Laczkowski’s knack for being in the right place at the right time may put him in line for a bigger rotational role next season.
Gus Larson, F (Jr. in 2023-24)
Last year’s outlook: “With little to go off from this past season, it’s difficult to project a role for him next season with any certainty. Perhaps he’ll fill into his body in the offseason.”
How he fared: Larson certainly looked like he filled into his body during Penn’s exhibition games, and he played well enough to earn an opening night start in the frontcourt at Iona.
It was all downhill from there. Larson missed his only field goal attempt in 18 minutes in the game against the Gaels and did not play another high-leverage minute the rest of the season. He spent all of Ivy play in street clothes.
There’s nothing meaningful that can be said about Larson’s ceiling or skill level unless and until he receives rotational minutes.
Reese McMullen, G (Jr. in 2023-24)
Last year’s outlook: N/A
How he fared: McMullen received a handful of starts during nonconference play but only played four total minutes against Ivy opponents.
While on the floor, McMullen looked like a fairly capable perimeter defender and was able to get some shots up in the air. He’ll be an intriguing candidate for a reserve guard role next year, but there isn’t a whole lot of data available to evaluate.
Cam Thrower, G (So. in 2023-24)
Last year’s outlook: N/A
How he fared: Thrower had some flashes of skill during his limited action in his freshman campaign, but perhaps did not get as much playing time as some expected, given his strong recruiting pedigree.
Billed as a strong shooter, Thrower looked tentative at times when given opportunities to shoot from distance. However, he did move well defensively and has some solid length for a guard. He should have a larger role next season.
Chris Ubochi, F (So. in 2023-24)
Last year’s outlook: N/A
How he fared: Ubochi did not appear in uniform in the 2022-23 season. The Nigerian big man is a long-term project.
Was 2022-23 a success?
The most intellectually honest answer is “no.”
Penn gave away four games this season (vs. Saint Joseph’s, vs. La Salle, at Dartmouth, at Princeton) in which it had KenPom win probabilities of at least 89% in the second half.
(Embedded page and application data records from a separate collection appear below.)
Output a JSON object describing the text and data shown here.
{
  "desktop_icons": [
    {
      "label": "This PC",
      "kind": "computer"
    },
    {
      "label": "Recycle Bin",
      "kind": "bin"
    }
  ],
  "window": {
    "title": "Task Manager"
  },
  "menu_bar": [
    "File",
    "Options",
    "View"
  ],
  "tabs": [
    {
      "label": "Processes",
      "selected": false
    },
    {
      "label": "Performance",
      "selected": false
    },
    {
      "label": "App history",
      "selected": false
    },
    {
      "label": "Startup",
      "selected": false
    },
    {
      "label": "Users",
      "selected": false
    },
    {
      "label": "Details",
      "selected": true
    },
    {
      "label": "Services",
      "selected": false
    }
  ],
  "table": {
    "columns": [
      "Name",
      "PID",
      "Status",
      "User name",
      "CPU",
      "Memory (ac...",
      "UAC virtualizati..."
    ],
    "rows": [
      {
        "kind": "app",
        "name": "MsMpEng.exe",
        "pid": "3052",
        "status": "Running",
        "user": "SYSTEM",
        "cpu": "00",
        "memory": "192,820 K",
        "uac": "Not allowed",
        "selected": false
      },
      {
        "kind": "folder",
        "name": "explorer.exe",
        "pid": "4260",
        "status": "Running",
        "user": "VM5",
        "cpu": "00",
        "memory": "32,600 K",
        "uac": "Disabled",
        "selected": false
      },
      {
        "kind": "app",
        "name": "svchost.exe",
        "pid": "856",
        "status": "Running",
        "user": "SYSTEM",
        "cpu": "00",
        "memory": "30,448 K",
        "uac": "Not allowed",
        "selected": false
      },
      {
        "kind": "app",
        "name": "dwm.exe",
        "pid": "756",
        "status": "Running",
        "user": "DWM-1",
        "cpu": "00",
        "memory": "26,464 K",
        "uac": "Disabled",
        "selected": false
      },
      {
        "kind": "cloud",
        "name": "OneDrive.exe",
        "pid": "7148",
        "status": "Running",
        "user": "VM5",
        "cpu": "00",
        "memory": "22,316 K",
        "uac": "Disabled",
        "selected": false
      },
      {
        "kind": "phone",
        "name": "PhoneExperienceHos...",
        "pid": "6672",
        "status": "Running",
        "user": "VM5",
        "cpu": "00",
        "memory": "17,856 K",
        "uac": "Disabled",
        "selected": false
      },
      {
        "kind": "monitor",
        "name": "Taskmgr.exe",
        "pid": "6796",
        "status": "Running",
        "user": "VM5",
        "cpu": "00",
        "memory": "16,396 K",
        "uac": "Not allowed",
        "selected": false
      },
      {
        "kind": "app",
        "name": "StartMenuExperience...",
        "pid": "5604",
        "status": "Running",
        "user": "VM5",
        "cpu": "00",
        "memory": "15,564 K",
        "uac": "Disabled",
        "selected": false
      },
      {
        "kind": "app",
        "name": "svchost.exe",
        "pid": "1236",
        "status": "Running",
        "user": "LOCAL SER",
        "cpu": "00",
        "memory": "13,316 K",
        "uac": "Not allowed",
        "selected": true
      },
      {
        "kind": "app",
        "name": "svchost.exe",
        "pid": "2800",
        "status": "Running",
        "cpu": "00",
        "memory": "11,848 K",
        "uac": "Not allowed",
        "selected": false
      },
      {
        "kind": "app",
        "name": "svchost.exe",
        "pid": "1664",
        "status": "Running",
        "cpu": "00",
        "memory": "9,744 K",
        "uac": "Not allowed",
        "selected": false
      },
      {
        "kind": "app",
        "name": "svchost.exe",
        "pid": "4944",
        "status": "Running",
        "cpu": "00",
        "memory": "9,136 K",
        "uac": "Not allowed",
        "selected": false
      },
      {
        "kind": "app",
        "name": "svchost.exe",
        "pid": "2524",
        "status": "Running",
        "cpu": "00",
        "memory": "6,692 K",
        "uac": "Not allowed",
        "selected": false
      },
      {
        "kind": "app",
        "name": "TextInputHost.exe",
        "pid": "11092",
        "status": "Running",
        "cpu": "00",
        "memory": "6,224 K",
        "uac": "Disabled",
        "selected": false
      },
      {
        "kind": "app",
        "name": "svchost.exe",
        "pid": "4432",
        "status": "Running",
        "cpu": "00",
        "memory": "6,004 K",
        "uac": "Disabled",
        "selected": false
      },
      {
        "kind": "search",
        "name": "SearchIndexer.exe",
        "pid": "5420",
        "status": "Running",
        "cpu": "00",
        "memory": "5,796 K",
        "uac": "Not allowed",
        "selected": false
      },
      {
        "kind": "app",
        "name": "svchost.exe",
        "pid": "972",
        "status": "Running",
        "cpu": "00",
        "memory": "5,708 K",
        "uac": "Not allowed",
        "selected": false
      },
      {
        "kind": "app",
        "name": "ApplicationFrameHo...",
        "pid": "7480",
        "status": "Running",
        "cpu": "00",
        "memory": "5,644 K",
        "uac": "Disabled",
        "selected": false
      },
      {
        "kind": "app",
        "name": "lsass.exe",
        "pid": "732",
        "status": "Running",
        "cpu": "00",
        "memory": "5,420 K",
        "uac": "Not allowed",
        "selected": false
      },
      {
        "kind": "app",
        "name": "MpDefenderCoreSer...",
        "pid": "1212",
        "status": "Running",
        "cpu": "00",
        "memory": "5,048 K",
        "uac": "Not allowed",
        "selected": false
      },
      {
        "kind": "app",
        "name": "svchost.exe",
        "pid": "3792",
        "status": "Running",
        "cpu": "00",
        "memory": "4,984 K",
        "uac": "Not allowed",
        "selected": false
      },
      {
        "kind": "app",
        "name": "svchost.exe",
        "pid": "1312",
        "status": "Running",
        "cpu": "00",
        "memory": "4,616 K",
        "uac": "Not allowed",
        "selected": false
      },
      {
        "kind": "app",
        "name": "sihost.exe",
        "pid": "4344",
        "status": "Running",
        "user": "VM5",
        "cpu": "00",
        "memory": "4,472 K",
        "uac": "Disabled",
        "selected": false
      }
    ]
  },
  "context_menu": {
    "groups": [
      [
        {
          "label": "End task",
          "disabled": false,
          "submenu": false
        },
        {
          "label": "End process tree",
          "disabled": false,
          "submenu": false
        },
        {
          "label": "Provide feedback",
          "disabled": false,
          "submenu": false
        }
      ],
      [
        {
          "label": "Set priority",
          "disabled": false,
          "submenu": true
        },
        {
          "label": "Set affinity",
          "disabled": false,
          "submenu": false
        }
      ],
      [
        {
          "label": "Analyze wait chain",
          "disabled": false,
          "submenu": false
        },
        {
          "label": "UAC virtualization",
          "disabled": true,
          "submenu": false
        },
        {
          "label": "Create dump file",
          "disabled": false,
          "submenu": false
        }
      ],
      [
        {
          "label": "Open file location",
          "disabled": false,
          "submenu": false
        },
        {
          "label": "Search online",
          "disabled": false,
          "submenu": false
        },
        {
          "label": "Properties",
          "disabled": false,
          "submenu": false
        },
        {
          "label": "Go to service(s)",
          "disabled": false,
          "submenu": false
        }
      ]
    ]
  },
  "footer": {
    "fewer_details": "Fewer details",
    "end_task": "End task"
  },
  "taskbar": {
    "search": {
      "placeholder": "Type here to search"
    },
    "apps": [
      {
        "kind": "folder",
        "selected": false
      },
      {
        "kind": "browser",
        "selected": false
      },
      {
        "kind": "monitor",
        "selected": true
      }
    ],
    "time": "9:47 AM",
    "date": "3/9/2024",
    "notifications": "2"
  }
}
Hold onto those, and Penn would have had a share of the Big 5 title and an outright Ivy League title.
Instead, it finished third, suffered yet another excruciating loss to Princeton in the Ivy League Tournament semifinals, and then had to see their biggest rivals get showered with national praise and adulation as they reached the NCAA tournament’s second weekend.
That hurts. A lot.
The Quakers did improve significantly on an absolute basis. They finished 2022-23 126th in KenPom, 85 slots higher than last year. Penn also picked up three home wins against teams which entered their matchups against the Quakers ranked inside the KenPom top 100 (Colgate, Temple and Yale).
With virtually all of its scoring returning, Penn should start next season ranked either inside or just outside of the KenPom top 100 next season.
Florida Atlantic, which is now two wins away from a national championship, started 2022-23 ranked 89th in KenPom. It would not be a great shock if Penn started next season in that range once transfer portal machinations shake themselves out.
However, the Quakers likely won’t be Ivy League preseason favorites next year, even if they start next season in the top 100. That honor should belong to Yale, which finished this season ranked 65th in KenPom and stands to return its whole rotation save for forwards EJ Jarvis, Isaiah Kelly and Michael Feinberg.
Princeton will likely start next season ranked around the top 100 as well despite the departures of Tosan Evbuomwan and Ryan Langborg. Cornell, which finished 139th in KenPom, returns everyone save for Greg Dolan and Marcus Filien. It’s conceivable that the Ivy League will have five or six teams inside the KenPom top 150 next season.
For Penn, it’s NCAA Tournament or bust next season. But the competition has never been tougher.